Western Australia police are investigating an alleged multimillion-dollar corruption scandal at Fremantle Ports, with an employee and his wife and their children facing charges.
Police say 54-year-old Giacomo "Jack" Merolla created several shelf companies within Australia and overseas, and used them to profit from contracts estimated to be worth several million dollars.
It's alleged more than a million dollars has been transferred to bank accounts controlled by the shelf companies.
Police are still investigating the full extent of the financial benefit gained by those involved in the alleged fraudulent activity.
Detectives have secured arrest warrants for Merolla and his wife, 54-year-old Daniela Merolla, with regards to some of the alleged offending.
Police believe the pair left Australia earlier this year and have since attempted to dispose of their Australian-based assets.
Their son and daughter have also been arrested after detectives searched homes and a storage facility, seizing more than $70,000.

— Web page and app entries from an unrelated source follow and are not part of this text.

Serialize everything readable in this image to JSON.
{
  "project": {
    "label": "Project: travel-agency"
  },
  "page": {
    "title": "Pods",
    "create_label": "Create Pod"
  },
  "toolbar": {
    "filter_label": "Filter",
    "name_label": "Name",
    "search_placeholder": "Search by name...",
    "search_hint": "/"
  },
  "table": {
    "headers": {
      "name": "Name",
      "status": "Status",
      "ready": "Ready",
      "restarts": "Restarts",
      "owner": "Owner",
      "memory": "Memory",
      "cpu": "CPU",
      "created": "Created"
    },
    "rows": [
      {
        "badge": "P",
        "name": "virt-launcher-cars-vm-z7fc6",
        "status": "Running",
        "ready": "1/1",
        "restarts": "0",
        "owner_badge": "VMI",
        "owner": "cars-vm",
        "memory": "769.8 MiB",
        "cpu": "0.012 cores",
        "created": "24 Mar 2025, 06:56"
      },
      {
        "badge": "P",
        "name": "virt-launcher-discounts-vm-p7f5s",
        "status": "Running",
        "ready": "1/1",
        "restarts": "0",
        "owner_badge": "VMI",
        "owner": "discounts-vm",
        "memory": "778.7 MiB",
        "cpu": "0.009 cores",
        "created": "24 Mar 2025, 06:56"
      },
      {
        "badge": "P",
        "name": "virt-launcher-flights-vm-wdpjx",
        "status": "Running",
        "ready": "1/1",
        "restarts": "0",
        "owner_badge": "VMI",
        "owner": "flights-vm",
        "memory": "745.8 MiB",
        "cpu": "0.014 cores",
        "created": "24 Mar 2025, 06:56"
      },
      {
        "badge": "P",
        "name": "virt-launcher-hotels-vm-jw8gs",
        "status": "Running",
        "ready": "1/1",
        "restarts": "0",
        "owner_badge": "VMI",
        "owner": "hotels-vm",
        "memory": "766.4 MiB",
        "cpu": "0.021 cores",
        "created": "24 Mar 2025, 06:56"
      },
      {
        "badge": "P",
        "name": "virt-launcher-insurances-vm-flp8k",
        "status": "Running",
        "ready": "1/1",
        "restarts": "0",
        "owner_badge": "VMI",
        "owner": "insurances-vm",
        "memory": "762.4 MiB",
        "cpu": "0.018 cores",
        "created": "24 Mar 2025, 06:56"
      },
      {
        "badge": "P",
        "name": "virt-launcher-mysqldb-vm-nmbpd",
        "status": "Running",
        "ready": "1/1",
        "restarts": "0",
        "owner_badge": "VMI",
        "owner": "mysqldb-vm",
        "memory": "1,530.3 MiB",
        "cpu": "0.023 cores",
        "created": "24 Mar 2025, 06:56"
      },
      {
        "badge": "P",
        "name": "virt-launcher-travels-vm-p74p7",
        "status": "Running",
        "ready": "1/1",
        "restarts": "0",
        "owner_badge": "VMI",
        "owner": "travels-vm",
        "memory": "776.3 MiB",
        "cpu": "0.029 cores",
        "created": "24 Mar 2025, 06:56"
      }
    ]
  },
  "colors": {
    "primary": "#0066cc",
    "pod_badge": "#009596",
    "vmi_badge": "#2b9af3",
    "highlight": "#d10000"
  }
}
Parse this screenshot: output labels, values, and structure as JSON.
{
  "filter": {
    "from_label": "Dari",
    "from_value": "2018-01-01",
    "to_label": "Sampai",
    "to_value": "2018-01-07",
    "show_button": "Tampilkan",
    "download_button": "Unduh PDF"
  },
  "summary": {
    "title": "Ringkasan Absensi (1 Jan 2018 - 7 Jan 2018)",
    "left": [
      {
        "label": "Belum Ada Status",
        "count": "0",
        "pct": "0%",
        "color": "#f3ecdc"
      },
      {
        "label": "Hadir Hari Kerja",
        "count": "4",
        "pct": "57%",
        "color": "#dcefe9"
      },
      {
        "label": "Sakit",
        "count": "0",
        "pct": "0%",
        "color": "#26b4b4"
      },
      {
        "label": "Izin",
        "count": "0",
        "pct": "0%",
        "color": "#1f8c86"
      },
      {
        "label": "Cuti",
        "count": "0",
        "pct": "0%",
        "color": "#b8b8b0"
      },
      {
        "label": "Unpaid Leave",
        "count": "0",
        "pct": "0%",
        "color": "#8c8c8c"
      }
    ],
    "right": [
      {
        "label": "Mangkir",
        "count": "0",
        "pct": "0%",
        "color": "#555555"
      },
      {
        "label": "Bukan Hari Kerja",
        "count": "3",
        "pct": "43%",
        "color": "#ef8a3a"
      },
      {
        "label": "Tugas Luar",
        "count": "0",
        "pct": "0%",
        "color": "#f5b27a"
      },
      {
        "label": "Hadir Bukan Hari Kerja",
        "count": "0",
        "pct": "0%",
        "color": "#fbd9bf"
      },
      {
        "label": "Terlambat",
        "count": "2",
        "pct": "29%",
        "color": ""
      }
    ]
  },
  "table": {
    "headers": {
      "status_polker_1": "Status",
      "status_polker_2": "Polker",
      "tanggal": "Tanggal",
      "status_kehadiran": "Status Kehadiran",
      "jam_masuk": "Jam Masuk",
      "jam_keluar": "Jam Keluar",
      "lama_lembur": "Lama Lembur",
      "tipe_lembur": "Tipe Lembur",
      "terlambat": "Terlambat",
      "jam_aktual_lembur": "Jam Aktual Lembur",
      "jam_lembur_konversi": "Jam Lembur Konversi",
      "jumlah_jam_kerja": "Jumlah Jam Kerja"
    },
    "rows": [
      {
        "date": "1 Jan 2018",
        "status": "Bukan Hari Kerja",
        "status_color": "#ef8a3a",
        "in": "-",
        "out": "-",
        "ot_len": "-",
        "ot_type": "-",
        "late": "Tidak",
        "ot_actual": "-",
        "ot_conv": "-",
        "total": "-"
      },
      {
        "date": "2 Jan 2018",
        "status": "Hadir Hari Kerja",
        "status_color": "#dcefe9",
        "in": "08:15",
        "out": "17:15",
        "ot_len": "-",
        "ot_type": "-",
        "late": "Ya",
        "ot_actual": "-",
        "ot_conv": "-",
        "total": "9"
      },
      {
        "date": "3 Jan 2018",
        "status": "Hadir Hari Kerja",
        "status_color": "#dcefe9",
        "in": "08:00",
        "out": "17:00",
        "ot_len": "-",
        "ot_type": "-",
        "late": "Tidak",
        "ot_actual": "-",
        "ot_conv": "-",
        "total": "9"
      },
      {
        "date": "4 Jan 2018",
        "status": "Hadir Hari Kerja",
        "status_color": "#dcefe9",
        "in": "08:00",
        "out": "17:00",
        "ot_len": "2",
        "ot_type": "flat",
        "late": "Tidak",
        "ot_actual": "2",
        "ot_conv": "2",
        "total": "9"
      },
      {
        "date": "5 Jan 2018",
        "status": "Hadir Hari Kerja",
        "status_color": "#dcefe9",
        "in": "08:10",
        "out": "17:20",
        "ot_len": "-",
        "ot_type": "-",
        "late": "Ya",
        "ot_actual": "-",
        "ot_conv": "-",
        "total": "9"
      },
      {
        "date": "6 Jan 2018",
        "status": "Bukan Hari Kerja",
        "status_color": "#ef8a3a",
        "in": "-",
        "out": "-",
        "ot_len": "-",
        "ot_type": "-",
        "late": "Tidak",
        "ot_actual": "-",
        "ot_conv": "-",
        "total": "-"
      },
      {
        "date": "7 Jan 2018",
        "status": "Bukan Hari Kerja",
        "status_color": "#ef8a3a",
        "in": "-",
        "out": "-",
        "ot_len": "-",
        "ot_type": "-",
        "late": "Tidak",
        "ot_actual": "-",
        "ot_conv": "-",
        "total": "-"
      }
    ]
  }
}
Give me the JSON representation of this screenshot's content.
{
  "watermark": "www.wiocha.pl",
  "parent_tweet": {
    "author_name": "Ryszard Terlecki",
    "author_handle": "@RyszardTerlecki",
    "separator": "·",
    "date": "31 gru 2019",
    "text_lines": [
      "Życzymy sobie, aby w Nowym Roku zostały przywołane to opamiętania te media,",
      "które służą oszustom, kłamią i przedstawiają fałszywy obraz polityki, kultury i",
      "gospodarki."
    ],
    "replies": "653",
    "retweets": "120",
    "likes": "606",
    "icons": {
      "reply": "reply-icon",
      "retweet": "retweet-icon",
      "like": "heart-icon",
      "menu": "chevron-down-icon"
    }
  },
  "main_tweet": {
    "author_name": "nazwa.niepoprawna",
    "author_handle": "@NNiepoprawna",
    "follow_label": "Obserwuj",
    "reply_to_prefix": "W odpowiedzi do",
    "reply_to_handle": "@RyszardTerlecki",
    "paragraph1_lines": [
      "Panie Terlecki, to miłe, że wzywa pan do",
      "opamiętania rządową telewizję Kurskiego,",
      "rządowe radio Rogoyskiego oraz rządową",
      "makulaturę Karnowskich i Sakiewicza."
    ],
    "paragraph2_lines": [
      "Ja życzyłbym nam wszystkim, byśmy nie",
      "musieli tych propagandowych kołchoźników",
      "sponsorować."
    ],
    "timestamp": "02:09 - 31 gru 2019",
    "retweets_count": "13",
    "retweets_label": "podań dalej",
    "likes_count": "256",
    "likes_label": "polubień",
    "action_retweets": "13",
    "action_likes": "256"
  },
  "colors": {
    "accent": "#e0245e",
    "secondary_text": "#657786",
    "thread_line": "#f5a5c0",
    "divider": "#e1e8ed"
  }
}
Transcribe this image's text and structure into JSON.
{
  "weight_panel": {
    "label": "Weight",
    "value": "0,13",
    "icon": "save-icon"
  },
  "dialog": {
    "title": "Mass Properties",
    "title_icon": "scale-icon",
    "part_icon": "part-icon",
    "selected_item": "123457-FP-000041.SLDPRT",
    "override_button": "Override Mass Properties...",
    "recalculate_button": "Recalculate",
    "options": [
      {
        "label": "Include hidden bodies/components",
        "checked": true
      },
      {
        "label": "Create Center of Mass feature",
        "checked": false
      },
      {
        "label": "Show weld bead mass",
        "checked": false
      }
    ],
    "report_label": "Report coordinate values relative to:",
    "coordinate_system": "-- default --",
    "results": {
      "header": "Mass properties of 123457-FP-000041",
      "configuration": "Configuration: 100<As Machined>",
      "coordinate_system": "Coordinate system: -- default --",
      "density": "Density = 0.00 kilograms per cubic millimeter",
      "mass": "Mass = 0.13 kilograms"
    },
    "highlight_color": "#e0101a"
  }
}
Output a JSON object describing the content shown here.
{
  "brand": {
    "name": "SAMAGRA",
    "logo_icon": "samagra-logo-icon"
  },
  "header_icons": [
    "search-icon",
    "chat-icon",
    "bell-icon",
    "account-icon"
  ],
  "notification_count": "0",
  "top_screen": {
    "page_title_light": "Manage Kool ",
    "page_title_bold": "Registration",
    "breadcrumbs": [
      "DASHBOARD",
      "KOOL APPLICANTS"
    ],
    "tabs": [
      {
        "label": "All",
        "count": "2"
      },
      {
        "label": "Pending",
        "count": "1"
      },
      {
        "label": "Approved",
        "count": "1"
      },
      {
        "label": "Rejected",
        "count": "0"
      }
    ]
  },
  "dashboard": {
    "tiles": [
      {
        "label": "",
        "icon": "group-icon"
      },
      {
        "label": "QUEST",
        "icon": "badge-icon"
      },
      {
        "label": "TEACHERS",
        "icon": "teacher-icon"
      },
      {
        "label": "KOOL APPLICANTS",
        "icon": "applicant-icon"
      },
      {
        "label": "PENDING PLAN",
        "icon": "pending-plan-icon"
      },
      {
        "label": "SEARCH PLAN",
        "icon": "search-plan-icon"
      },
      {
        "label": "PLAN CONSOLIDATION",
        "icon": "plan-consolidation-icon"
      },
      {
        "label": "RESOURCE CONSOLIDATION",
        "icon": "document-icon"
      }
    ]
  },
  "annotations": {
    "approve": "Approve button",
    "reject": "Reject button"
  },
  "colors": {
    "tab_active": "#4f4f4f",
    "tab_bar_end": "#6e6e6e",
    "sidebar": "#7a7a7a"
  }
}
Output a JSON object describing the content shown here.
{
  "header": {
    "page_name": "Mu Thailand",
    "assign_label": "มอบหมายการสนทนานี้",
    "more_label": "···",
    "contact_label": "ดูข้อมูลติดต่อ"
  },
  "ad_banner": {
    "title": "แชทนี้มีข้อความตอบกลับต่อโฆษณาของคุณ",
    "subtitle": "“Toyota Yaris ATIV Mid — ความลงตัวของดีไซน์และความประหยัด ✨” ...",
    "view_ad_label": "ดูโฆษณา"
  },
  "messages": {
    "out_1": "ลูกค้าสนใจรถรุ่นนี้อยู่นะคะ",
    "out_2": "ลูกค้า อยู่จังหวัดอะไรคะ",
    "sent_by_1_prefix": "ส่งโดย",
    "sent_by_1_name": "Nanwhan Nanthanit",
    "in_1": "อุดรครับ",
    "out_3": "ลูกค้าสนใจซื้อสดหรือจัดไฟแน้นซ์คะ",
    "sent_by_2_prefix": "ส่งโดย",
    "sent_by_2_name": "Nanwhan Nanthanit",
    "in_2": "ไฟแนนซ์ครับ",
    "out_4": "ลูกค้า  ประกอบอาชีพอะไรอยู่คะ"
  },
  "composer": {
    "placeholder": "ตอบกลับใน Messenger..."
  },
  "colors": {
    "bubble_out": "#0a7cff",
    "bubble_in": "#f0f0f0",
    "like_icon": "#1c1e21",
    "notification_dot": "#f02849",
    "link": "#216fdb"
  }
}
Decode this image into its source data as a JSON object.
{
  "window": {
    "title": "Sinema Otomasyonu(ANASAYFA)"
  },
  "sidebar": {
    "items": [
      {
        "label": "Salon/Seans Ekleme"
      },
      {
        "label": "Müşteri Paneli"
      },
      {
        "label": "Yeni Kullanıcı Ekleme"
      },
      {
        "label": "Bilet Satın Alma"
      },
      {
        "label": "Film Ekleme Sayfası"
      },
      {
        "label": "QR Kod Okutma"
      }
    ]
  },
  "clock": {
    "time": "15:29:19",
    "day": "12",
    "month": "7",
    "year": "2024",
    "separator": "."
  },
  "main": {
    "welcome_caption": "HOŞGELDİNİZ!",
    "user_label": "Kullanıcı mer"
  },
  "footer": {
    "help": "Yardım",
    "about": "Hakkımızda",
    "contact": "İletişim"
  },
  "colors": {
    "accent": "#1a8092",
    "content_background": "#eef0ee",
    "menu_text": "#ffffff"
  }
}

Paolo Vincenzo Merolla, 23, faced Perth Magistrates Court on Tuesday charged with seven counts of property laundering.
Tiziana Merolla, 28, faces two property laundering charges. The pair were released on bail to return to court on August 11.
Police say the ongoing investigation has unearthed evidence of corrupt business practices at Fremantle Ports dating back to 2014.
Detective Senior Sergeant Ken Foster said the Merollas were mistaken if they thought they could hide overseas to avoid justice.
"We will track them down," he said.
"Our advice to them is to come home now to sort this mess out."
The probe was launched after Fremantle Ports reported concerns to WA Police regarding the activity of one of its employees.
Fremantle Ports chair Ross Love said the alleged crimes represented a betrayal of everyone at the port authority.
"This is not the way we do business," he said.
A scathing parliamentary report last month highlighted concerns about widespread corruption in WA's public sector after several major scandals in recent years, including an alleged $22 million fraud involving a former housing department executive.
The state's former trade commissioner to Japan was found to have committed a $500,000 rort while three health bureaucrats were found to have taken gratuities from contractors for a decade in exchange for ongoing work.
Premier Mark McGowan said the latest scandal showed his government's efforts to stamp out public sector corruption were working.